● **WHAT IS EXPECTED**
Copy every line of the data that includes the string "上海松江".

Stored entries:
########

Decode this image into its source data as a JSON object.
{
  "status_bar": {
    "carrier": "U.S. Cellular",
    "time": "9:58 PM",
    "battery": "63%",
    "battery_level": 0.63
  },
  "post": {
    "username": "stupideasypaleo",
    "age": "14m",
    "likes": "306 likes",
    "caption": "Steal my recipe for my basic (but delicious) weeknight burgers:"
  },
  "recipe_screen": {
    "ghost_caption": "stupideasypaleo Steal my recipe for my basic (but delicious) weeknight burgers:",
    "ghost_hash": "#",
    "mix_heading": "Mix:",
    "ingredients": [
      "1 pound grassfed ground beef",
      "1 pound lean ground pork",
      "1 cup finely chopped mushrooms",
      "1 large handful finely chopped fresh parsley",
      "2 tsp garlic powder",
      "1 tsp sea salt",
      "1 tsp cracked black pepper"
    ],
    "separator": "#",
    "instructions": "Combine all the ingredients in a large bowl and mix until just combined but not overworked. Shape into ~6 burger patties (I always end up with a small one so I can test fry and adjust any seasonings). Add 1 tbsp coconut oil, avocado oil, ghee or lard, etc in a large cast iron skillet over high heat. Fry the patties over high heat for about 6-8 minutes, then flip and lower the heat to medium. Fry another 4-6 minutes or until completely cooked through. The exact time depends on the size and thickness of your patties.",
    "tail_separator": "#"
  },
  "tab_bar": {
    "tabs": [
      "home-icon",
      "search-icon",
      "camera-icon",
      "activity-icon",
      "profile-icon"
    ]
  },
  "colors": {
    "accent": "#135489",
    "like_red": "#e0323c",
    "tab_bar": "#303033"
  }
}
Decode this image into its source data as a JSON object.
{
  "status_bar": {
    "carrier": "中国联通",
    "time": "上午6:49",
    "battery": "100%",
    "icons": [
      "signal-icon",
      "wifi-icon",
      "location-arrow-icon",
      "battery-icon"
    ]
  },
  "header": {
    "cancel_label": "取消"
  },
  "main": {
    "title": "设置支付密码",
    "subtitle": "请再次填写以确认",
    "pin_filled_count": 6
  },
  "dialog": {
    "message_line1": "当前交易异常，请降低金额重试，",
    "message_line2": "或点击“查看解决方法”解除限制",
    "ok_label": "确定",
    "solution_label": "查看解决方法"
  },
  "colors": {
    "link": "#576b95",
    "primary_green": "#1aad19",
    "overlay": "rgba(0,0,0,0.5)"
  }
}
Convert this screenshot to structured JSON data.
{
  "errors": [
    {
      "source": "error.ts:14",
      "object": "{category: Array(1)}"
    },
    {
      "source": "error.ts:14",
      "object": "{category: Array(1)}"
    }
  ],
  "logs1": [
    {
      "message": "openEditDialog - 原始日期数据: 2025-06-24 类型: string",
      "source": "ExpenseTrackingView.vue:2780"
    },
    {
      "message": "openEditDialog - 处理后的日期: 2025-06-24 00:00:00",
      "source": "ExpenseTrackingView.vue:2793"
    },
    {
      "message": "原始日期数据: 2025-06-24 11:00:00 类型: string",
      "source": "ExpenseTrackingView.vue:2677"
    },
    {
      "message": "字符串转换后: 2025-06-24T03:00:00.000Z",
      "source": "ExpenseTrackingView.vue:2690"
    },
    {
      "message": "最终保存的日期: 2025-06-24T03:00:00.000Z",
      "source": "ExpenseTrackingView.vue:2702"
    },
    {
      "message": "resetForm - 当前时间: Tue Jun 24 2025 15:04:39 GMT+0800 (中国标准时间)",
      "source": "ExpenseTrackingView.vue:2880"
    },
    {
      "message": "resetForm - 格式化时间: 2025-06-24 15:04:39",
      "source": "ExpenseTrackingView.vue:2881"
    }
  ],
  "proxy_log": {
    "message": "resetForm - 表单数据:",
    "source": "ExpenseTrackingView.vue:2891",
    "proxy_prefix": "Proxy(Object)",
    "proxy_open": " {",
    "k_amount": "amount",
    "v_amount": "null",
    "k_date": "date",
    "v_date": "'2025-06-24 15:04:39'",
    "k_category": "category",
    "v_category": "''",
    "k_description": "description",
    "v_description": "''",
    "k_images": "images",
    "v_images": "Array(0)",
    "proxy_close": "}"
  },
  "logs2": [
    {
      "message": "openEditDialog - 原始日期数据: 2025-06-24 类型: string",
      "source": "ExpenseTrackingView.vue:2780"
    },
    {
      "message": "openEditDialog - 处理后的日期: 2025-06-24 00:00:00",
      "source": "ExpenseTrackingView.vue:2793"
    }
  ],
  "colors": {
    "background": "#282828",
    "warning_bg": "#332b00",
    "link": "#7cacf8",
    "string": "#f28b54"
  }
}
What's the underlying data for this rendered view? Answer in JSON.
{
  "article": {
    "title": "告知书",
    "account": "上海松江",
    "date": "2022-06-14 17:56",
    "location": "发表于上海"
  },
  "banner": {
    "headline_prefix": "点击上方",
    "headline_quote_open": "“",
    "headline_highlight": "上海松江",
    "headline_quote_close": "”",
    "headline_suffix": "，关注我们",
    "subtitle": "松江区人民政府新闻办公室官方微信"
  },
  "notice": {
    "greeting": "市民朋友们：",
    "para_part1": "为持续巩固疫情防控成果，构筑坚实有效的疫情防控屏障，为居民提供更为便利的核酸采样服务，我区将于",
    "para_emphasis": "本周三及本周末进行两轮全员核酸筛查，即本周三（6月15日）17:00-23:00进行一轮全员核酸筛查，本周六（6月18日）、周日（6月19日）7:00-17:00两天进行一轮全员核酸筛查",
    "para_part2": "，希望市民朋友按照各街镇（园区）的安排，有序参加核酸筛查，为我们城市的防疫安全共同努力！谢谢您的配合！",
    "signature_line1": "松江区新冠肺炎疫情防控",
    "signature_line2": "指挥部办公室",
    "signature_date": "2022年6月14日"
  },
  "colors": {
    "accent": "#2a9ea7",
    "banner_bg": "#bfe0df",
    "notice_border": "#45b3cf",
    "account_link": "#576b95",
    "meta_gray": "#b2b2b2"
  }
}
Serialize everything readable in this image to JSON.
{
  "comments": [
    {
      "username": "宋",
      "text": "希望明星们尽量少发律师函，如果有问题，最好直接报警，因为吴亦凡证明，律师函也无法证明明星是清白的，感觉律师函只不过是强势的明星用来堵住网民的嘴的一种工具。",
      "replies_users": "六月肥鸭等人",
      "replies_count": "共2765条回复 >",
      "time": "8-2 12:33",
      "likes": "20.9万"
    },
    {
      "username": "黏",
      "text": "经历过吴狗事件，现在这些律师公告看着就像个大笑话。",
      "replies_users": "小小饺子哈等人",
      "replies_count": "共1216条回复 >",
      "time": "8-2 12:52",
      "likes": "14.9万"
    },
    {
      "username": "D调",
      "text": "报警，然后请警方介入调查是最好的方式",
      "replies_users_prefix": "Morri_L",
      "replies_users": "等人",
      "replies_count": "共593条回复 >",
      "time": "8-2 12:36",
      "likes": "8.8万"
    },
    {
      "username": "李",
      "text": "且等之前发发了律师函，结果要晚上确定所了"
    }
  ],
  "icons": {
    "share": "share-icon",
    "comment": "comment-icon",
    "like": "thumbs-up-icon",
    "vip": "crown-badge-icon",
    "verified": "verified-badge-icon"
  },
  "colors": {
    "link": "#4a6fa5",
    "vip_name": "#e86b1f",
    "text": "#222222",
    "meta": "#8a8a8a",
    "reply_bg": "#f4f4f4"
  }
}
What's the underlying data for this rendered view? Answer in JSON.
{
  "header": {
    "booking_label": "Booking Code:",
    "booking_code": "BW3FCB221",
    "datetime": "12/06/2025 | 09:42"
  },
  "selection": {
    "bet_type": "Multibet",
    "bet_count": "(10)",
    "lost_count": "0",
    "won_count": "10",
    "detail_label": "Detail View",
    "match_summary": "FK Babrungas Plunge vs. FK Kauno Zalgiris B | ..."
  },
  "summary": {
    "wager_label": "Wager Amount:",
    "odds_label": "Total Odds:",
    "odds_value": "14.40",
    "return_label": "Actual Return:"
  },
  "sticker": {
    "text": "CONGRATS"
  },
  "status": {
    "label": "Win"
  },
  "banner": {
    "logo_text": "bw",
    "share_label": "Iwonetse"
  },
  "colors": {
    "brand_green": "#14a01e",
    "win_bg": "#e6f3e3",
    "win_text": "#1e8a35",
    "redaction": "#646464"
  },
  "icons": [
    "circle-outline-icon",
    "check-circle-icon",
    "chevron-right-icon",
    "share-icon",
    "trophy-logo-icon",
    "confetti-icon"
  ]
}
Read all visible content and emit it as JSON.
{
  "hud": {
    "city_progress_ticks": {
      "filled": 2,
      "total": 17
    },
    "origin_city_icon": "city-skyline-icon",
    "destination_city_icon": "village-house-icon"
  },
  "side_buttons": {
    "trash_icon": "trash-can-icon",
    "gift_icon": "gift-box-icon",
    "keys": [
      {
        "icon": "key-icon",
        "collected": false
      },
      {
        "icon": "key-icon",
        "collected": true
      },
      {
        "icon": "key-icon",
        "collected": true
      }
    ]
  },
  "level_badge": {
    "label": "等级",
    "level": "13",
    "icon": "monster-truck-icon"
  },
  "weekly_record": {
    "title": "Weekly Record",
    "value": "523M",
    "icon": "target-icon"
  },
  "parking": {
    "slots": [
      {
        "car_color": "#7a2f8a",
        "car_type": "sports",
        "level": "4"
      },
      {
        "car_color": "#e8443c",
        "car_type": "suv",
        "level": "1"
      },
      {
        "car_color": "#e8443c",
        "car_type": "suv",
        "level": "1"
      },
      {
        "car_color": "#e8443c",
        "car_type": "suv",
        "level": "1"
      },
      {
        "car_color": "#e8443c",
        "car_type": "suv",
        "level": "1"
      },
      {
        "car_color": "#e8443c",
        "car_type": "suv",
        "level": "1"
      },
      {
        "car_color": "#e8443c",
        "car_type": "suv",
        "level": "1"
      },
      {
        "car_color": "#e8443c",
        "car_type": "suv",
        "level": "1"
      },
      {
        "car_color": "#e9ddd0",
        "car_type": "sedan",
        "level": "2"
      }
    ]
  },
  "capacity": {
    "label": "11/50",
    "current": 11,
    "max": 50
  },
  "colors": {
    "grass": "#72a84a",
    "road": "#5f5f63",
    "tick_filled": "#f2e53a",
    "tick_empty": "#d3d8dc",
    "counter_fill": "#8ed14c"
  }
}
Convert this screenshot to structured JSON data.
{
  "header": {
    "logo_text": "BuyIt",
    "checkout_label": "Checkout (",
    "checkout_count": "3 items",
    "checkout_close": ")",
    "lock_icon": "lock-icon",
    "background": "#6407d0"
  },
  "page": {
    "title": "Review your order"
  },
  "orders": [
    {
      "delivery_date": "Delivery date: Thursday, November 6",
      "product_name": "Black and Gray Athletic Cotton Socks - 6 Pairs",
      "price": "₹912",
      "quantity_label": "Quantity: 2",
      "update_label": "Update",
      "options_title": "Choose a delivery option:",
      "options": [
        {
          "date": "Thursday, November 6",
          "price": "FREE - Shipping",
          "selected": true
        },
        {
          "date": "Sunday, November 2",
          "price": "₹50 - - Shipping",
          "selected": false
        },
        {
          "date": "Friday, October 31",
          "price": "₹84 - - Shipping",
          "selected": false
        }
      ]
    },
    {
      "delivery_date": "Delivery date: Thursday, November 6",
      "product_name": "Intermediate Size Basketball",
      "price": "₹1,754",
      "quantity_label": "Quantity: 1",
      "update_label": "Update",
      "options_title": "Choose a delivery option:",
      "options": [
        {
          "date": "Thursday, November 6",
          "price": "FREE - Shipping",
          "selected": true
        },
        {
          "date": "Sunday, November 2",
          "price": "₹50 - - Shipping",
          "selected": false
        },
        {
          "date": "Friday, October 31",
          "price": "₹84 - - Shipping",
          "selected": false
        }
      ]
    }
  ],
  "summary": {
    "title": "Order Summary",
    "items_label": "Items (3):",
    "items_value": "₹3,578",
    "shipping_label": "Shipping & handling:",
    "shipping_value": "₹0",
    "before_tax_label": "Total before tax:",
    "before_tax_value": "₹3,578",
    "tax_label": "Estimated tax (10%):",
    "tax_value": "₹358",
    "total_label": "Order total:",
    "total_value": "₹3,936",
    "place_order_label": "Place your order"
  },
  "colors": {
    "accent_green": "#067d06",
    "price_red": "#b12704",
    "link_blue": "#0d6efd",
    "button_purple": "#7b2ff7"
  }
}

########

● **RESULT**
    "account": "上海松江",
    "headline_highlight": "上海松江",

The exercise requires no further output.